A Radio Marketer’s Guide to Psychology


What can marketers learn from the field of Psychology?

Quite a bit, argues Ginny Soskey, a writer for marketing blog Hubspot. After all, when you seek to inspire people to take action — especially to buy goods or services — knowing what makes them tick is invaluable. In “Psychology for Marketers: 9 Revealing Principles of Human Behavior,” Soskey describes tried and true lessons from Psychology that every marketer should know.

Whether you’re looking to communicate your brand’s message on TV, radio, online or out-of-home, these concepts are worth remembering.

So what are they? Take a look:

  • Reciprocity — If you help someone, they’ll want to help you. So reward your consumers with freebies and rewards, and they’ll reward you with their continued loyalty.
  • Authority The image of authority will make your customers more likely to trust and buy your product. If you’ve got it, flaunt it. Let your audience know exactly what credentials you’re holding. And if you don’t, hire a spokesman who does.
  • Social Proof —You may have read about the way group thinking effects individual actions. In the case of “social proof,” customers are more likely to have a favorable opinion of something if those around them like it. Let your consumer know what others are saying about your product, and make it easier to share your content on social platforms.
  • Scarcity —People want what they can’t have. Stress your products limited availability and you’ll be sure to increase sales.
  • Recency Illusion —Ever learn a new word, only to suddenly find it at every turn? That’s the recency illusion, and it applies to marketing the same way it does to your vocabulary. Develop consistent marketing campaigns rather than fragmented “one and done” ads. People will notice the campaign more after they’ve first been introduced to it.
  • Verbatim Effect —We naturally condense information in our memory. A compelling speech is often reduced to a “fuzzy blur” wherein we remember a few key concepts.  If you’re writing, pack as much information into the headline as you can. If you’re on radio, aim for short, compelling soundbites.

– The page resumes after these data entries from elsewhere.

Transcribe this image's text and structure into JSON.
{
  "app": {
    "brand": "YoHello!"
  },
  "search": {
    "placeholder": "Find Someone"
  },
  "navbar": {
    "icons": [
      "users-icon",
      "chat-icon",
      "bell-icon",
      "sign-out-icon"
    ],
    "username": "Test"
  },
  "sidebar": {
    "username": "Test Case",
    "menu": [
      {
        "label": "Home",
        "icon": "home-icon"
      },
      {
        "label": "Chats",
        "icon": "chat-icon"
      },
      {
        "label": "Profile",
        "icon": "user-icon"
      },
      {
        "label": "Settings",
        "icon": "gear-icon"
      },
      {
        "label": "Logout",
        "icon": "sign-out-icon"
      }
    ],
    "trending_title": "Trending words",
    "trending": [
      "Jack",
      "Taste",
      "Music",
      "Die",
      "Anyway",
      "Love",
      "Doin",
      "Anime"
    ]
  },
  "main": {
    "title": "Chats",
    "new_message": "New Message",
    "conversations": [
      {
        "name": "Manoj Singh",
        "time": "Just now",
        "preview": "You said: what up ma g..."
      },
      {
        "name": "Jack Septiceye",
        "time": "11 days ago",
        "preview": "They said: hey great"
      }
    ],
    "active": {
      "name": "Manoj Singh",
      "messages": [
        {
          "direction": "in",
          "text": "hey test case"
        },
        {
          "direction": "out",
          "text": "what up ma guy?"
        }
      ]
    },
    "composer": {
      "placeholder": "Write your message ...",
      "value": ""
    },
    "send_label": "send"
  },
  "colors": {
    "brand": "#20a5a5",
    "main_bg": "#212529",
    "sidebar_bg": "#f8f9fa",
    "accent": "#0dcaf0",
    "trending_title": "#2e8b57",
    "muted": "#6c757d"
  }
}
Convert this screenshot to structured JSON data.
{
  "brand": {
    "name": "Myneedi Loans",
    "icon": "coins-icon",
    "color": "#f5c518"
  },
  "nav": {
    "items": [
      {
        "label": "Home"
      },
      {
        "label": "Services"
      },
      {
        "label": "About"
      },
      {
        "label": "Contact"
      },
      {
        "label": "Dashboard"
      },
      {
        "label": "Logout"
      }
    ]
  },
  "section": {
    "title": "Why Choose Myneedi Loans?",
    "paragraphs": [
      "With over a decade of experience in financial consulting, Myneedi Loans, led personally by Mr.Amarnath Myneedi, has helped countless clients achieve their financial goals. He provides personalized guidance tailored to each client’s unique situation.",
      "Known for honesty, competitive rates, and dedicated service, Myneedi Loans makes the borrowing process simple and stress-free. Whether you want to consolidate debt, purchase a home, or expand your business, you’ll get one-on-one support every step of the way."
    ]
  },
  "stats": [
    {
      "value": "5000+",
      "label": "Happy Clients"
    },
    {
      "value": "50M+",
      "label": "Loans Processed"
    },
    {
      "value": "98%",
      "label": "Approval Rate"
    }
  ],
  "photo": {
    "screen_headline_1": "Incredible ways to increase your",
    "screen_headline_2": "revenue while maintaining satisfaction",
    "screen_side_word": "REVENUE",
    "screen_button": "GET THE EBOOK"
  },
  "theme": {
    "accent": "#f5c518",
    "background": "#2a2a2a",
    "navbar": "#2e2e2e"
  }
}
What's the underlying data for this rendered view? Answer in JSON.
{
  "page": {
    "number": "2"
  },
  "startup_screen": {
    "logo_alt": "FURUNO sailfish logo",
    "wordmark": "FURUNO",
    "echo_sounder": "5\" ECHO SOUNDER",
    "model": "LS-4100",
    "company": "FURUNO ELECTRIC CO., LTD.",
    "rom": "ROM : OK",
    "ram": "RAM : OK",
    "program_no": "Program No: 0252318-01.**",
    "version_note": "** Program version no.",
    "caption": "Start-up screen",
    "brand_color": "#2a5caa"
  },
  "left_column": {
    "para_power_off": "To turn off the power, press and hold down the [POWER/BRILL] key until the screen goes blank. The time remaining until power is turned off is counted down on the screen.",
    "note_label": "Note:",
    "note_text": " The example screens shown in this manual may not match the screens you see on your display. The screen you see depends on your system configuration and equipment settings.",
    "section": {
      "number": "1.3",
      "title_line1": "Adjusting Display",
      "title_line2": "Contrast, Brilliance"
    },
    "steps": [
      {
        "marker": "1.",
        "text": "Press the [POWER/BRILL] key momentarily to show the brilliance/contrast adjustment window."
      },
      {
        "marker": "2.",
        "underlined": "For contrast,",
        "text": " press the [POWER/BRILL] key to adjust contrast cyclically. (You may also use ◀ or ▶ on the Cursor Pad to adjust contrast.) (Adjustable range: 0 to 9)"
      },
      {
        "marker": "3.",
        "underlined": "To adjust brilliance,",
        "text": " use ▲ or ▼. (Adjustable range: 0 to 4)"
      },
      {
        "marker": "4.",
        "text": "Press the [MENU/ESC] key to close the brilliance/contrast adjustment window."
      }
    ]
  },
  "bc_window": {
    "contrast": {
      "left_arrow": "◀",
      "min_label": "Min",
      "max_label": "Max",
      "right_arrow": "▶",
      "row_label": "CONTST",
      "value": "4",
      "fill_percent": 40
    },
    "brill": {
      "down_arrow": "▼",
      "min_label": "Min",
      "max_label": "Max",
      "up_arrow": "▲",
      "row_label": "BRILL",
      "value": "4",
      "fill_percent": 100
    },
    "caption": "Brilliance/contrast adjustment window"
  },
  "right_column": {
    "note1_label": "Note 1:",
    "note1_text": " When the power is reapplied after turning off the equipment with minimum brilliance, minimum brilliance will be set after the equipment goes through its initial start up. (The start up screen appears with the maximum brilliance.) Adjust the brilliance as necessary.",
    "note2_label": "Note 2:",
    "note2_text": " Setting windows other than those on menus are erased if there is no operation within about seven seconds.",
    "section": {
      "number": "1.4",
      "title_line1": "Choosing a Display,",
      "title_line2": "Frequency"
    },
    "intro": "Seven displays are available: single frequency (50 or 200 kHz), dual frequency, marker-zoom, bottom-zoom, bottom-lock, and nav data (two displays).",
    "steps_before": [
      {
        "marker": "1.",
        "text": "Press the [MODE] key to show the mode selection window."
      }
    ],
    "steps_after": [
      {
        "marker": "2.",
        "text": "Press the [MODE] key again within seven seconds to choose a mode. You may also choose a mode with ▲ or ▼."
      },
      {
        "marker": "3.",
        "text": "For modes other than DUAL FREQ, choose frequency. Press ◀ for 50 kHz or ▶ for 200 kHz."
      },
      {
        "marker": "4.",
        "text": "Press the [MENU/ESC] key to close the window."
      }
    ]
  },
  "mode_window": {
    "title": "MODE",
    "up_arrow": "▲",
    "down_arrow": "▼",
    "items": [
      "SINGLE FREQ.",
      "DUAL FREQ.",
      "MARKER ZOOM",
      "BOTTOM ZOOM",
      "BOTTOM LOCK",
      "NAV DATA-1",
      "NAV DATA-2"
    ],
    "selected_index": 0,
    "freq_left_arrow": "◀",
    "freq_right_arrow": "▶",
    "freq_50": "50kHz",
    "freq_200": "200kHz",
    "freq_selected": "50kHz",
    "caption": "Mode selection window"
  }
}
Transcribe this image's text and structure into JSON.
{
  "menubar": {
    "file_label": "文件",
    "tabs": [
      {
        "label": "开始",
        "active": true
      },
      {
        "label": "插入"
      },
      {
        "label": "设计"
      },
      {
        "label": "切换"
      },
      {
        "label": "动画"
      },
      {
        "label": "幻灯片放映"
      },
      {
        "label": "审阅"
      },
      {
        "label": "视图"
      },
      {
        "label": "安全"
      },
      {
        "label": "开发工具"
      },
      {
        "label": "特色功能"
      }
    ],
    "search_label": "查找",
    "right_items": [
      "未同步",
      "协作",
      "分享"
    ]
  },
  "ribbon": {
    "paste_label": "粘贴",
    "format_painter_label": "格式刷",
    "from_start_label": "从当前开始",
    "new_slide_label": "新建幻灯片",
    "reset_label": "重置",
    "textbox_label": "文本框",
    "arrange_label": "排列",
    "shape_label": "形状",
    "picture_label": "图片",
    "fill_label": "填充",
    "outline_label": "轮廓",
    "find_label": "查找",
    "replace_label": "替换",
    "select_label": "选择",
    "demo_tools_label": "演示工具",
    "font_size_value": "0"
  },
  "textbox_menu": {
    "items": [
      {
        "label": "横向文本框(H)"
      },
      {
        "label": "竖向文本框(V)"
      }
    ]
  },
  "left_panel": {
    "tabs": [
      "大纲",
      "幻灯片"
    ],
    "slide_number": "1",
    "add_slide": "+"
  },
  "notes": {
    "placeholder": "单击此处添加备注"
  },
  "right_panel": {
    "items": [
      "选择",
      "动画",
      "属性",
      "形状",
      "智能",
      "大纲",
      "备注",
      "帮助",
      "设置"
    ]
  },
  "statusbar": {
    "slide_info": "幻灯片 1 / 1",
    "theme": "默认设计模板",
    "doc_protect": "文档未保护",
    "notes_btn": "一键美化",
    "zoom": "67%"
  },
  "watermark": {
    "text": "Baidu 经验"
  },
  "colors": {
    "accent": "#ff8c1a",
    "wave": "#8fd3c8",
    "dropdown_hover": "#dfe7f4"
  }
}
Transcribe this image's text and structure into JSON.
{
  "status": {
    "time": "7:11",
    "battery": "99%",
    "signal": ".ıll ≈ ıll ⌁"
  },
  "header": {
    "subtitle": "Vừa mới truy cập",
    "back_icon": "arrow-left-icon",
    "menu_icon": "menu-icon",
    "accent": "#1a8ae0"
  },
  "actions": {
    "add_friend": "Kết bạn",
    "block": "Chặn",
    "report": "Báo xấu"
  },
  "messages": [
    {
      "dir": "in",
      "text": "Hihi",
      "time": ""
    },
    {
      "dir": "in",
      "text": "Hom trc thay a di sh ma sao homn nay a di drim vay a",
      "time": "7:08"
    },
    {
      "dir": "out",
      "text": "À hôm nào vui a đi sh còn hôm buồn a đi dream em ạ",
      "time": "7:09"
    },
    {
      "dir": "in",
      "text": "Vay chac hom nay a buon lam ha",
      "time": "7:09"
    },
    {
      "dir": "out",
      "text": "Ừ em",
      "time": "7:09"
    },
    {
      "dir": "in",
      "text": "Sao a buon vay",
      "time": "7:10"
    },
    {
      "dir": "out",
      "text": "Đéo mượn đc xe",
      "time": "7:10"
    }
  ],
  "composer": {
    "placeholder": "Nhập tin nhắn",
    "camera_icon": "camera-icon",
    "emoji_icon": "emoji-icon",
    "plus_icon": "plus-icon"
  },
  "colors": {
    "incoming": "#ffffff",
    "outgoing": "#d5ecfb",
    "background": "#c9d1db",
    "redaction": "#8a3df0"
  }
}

The lessons in this article also evoke a famous psychology study about body language. The study argued that social mimicry greatly increased the degree to which people were willing to help each other.

One of the more interesting examples involved a “confederate” (an actor planted in the experiment) who mimicked the body language of unknowing participants. After a conversation, the actor would “accidentally” drop pens on the floor. In the groups where the actor had mimicked the participants body language, the participant was far more likely to help the confederate pick up the pens. The implications are wide reaching, and the message is clear: people like to see themselves in other people.

Lean in when they lean in, slouch when they do, these simple steps can have to subconscious effect on how “likable” you are to strangers. And for marketers, salesmen or even a job candidate, being liked is the difference between making the sale or not, getting the job or not.

Of course, you can’t mimic people’s behavior on in every medium. But you take advantage of the overarching lesson the study has taught us: people like to see themselves in other things. After all, good novels aren’t written with a protagonist that we can’t see and identify with. And marketing is a lot like story telling. Tell stories your consumer can identify with, and the marketing battle will already be half won.